L-R Doane Perry, Jim Keltner, Neil Peart & Don Lombardi Photo: Dan Grody
By Laura Ferreiro
The best way to learn a craft is to hang out with the masters. That’s the premise behind the Los Angeles Music Academy’s Drummer’s Reality Camp, where aspiring drummers of all ages get the chance to learn directly from renowned drummers during four days of intense instruction, clinics and concerts each year.
At a roundtable discussion during this year’s camp, Neil Peart of Rush, legendary session drummer Jim Keltner (who has played with three of the four Beatles, Bob Dylan, Dolly Parton and Neil Young, among others), and Doane Perry of Jethro Tull examined the attributes of good drumming and the importance of going beyond drumming to master songwriting, penning lyrics and playing other instruments. Don Lombardi, president of DW Drums and chief executive of drumming instruction website DrumChannel.com, led the discussion, which took place at the Drum Channel’s Oxnard soundstage.
“I look at a drum set and it’s like a large playground for me,” Keltner told the enthusiastic audience, which included drummers as young as 12 and renowned sticksmen Gil Sharone and Uli Frost.

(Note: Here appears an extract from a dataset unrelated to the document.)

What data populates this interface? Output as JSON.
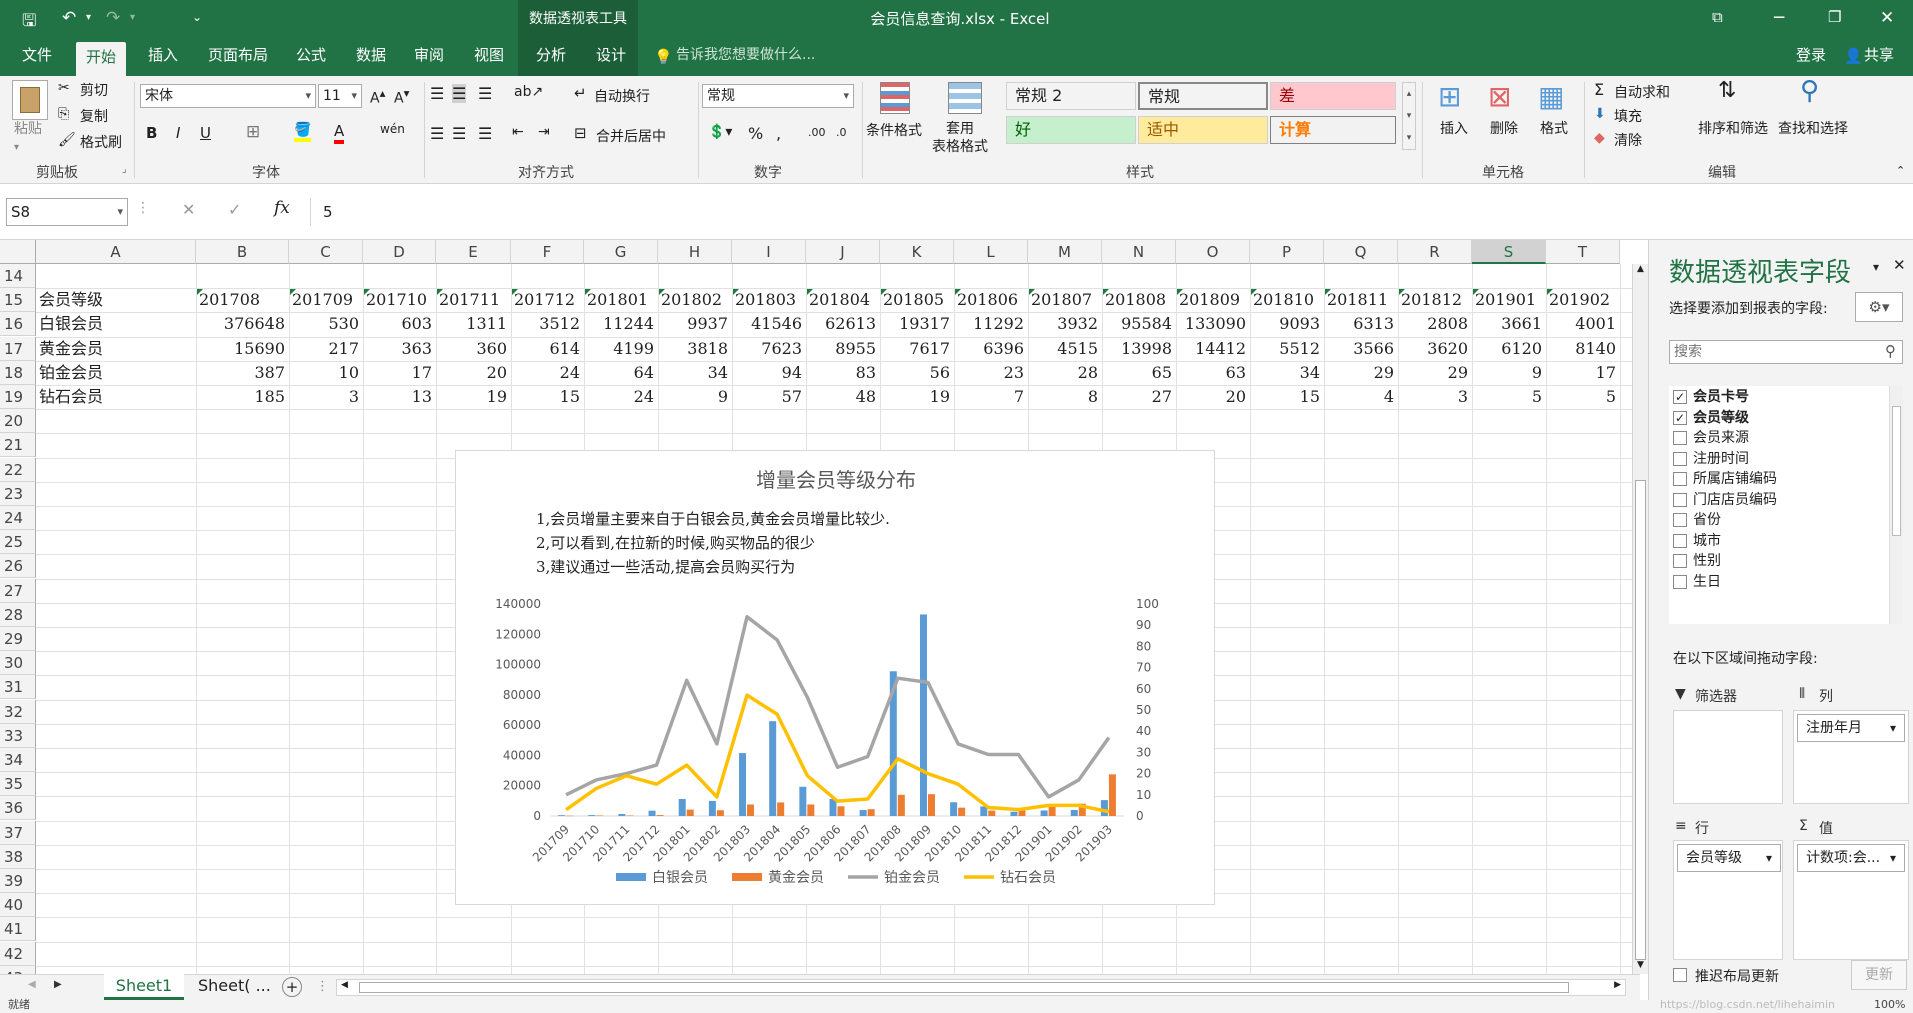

Peart, who’s not only known as one of the best drummers in the world but also writes all of Rush’s lyrics, said that he sees several parallels between playing drums and writing lyrics. “I started writing lyrics early on,” Peart said. “Words are as rhythmic as drum phrasing.” Peart is also a renowned author who has published several books. But he admitted that he didn’t feel confident enough to publically share his prose writing for nearly two decades. “I bought a typewriter in Little Rock, Arkansas and spent the next 20 years writing before I published anything,” he admits.

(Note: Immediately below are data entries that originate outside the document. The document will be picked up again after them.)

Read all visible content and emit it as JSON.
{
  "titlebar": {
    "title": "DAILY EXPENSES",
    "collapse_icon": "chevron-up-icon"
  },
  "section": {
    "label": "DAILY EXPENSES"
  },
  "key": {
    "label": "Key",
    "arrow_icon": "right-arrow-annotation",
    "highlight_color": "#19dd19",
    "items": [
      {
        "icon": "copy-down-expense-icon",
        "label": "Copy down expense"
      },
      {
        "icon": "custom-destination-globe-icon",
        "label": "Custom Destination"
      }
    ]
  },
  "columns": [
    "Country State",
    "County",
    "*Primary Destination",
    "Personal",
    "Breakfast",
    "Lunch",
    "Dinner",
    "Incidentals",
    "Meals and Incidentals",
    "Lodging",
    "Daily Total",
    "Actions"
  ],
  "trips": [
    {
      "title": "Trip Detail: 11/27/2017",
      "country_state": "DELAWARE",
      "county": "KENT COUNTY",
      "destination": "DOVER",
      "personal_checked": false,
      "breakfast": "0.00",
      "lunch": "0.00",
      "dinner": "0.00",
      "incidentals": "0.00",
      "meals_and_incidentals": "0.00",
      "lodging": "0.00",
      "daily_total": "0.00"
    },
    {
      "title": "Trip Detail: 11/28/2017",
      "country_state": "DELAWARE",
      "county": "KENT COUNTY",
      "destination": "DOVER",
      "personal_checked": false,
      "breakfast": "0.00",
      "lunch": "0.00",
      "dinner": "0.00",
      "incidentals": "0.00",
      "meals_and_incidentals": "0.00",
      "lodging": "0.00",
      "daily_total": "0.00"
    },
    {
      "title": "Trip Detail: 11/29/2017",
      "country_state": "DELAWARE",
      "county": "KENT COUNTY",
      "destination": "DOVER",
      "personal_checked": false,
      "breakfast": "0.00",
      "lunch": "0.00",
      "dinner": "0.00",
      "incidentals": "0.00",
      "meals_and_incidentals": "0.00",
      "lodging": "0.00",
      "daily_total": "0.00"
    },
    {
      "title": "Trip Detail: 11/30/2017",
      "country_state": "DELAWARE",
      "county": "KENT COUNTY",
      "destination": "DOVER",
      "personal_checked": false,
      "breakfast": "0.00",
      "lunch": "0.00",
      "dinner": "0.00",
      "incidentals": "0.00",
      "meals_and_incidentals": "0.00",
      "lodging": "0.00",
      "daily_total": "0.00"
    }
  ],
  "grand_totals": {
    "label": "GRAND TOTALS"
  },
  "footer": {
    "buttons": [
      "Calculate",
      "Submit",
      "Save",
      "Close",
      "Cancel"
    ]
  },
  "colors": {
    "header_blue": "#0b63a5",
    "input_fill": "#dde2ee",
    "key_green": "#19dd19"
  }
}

All three drummers agreed that inspiration can be found in the unlikeliest of places, ranging from listening to Guns N’ Roses to classical music, as well as things completely unrelated to music. “I got turned on to Stravinsky at a very young age,” Keltner said. “We’d sit around and absorb ‘The Rite of Spring’ and say, ‘How does a mind make that happen?”
“I had a car that was dying and it made the most glorious sound, so you can find it anywhere,” Perry told the burgeoning drummers. “So be open to all of it. Take it in like a sponge.”

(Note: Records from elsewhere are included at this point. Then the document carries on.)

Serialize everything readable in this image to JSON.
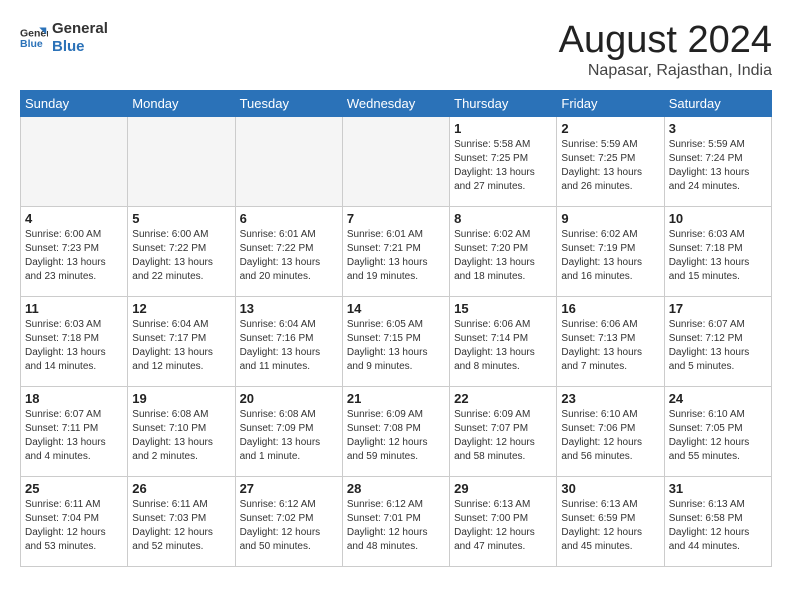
{
  "header": {
    "logo_line1": "General",
    "logo_line2": "Blue",
    "main_title": "August 2024",
    "subtitle": "Napasar, Rajasthan, India"
  },
  "weekdays": [
    "Sunday",
    "Monday",
    "Tuesday",
    "Wednesday",
    "Thursday",
    "Friday",
    "Saturday"
  ],
  "weeks": [
    [
      {
        "day": "",
        "empty": true
      },
      {
        "day": "",
        "empty": true
      },
      {
        "day": "",
        "empty": true
      },
      {
        "day": "",
        "empty": true
      },
      {
        "day": "1",
        "sunrise": "5:58 AM",
        "sunset": "7:25 PM",
        "daylight": "13 hours and 27 minutes."
      },
      {
        "day": "2",
        "sunrise": "5:59 AM",
        "sunset": "7:25 PM",
        "daylight": "13 hours and 26 minutes."
      },
      {
        "day": "3",
        "sunrise": "5:59 AM",
        "sunset": "7:24 PM",
        "daylight": "13 hours and 24 minutes."
      }
    ],
    [
      {
        "day": "4",
        "sunrise": "6:00 AM",
        "sunset": "7:23 PM",
        "daylight": "13 hours and 23 minutes."
      },
      {
        "day": "5",
        "sunrise": "6:00 AM",
        "sunset": "7:22 PM",
        "daylight": "13 hours and 22 minutes."
      },
      {
        "day": "6",
        "sunrise": "6:01 AM",
        "sunset": "7:22 PM",
        "daylight": "13 hours and 20 minutes."
      },
      {
        "day": "7",
        "sunrise": "6:01 AM",
        "sunset": "7:21 PM",
        "daylight": "13 hours and 19 minutes."
      },
      {
        "day": "8",
        "sunrise": "6:02 AM",
        "sunset": "7:20 PM",
        "daylight": "13 hours and 18 minutes."
      },
      {
        "day": "9",
        "sunrise": "6:02 AM",
        "sunset": "7:19 PM",
        "daylight": "13 hours and 16 minutes."
      },
      {
        "day": "10",
        "sunrise": "6:03 AM",
        "sunset": "7:18 PM",
        "daylight": "13 hours and 15 minutes."
      }
    ],
    [
      {
        "day": "11",
        "sunrise": "6:03 AM",
        "sunset": "7:18 PM",
        "daylight": "13 hours and 14 minutes."
      },
      {
        "day": "12",
        "sunrise": "6:04 AM",
        "sunset": "7:17 PM",
        "daylight": "13 hours and 12 minutes."
      },
      {
        "day": "13",
        "sunrise": "6:04 AM",
        "sunset": "7:16 PM",
        "daylight": "13 hours and 11 minutes."
      },
      {
        "day": "14",
        "sunrise": "6:05 AM",
        "sunset": "7:15 PM",
        "daylight": "13 hours and 9 minutes."
      },
      {
        "day": "15",
        "sunrise": "6:06 AM",
        "sunset": "7:14 PM",
        "daylight": "13 hours and 8 minutes."
      },
      {
        "day": "16",
        "sunrise": "6:06 AM",
        "sunset": "7:13 PM",
        "daylight": "13 hours and 7 minutes."
      },
      {
        "day": "17",
        "sunrise": "6:07 AM",
        "sunset": "7:12 PM",
        "daylight": "13 hours and 5 minutes."
      }
    ],
    [
      {
        "day": "18",
        "sunrise": "6:07 AM",
        "sunset": "7:11 PM",
        "daylight": "13 hours and 4 minutes."
      },
      {
        "day": "19",
        "sunrise": "6:08 AM",
        "sunset": "7:10 PM",
        "daylight": "13 hours and 2 minutes."
      },
      {
        "day": "20",
        "sunrise": "6:08 AM",
        "sunset": "7:09 PM",
        "daylight": "13 hours and 1 minute."
      },
      {
        "day": "21",
        "sunrise": "6:09 AM",
        "sunset": "7:08 PM",
        "daylight": "12 hours and 59 minutes."
      },
      {
        "day": "22",
        "sunrise": "6:09 AM",
        "sunset": "7:07 PM",
        "daylight": "12 hours and 58 minutes."
      },
      {
        "day": "23",
        "sunrise": "6:10 AM",
        "sunset": "7:06 PM",
        "daylight": "12 hours and 56 minutes."
      },
      {
        "day": "24",
        "sunrise": "6:10 AM",
        "sunset": "7:05 PM",
        "daylight": "12 hours and 55 minutes."
      }
    ],
    [
      {
        "day": "25",
        "sunrise": "6:11 AM",
        "sunset": "7:04 PM",
        "daylight": "12 hours and 53 minutes."
      },
      {
        "day": "26",
        "sunrise": "6:11 AM",
        "sunset": "7:03 PM",
        "daylight": "12 hours and 52 minutes."
      },
      {
        "day": "27",
        "sunrise": "6:12 AM",
        "sunset": "7:02 PM",
        "daylight": "12 hours and 50 minutes."
      },
      {
        "day": "28",
        "sunrise": "6:12 AM",
        "sunset": "7:01 PM",
        "daylight": "12 hours and 48 minutes."
      },
      {
        "day": "29",
        "sunrise": "6:13 AM",
        "sunset": "7:00 PM",
        "daylight": "12 hours and 47 minutes."
      },
      {
        "day": "30",
        "sunrise": "6:13 AM",
        "sunset": "6:59 PM",
        "daylight": "12 hours and 45 minutes."
      },
      {
        "day": "31",
        "sunrise": "6:13 AM",
        "sunset": "6:58 PM",
        "daylight": "12 hours and 44 minutes."
      }
    ]
  ]
}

Peart said that he has found exposure to music from around the world during his international travels to be particularly inspiring. “I’ve found so much richness in the music of other cultures – most recently Brazil,” he said.
The percussionists also discussed the important role of digital technology in music today. “Any artist back in the day would’ve loved to have these tools,” said Keltner, “They are the flesh and blood of music.”
Peart seemed a little more skeptical, pointing out that being a rock drummer is even more challenging these days than it was when he was starting out 40 years ago, because a lot of today’s popular music is dominated by electronics and drum machines.
“Listening to the Top 40 hour, there’s not one drum on it – that’s what you’re up against,” Peart told the drum students. “Hearing all this pop music with no drums makes me worry for you guys. But there’s still a place for it. We’re due for another revolution.”